The romantic comedy gets deconstructed in the endearingly quirky (500) Days of Summer.
Tom (Joseph Gordon Levitt) is a hopeless romantic who writes greeting cards for a living. Summer (Zooey Deschanel) is the new girl in the office, with whom he is immediately smitten.
Here’s the twist: We are told, right off the bat, that things will not end well for our young hero. “This is not a romantic comedy,” the droll voiceover informs us. Instead, this is a breakdown of one young man’s particular heartbreak, with an unusual storytelling device: Tom and Summer’s romance is recounted out of chronology.

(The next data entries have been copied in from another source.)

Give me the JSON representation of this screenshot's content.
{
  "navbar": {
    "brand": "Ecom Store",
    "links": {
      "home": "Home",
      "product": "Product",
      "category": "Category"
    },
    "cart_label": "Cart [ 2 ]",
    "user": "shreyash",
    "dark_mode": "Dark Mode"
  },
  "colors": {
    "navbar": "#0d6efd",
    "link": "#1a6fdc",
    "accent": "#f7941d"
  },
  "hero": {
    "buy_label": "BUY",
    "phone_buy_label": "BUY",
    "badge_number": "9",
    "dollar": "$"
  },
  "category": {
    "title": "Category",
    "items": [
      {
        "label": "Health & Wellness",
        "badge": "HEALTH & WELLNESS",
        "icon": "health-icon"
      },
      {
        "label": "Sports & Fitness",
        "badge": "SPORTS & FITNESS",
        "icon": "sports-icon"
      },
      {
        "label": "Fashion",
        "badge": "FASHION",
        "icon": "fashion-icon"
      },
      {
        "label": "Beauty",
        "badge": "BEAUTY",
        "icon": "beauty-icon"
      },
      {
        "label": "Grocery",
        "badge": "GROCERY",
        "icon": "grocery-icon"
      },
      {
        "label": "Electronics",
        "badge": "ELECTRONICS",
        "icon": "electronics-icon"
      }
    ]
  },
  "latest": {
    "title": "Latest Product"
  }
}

Instead of being confusing, the conceit adds dimensions of humor and insight to the tale. We see Tom consummate his relationship with Summer—he’s so giddy, he imagines a little Gene Kelly-style song and dance number on the way work; followed immediately by Tom the morning after he’s been dumped, wearing the same outfit, only now it—and Tom himself—seems rumpled and deflated. We see the couple at IKEA, enjoying each other, being secretive and silly the way new couples...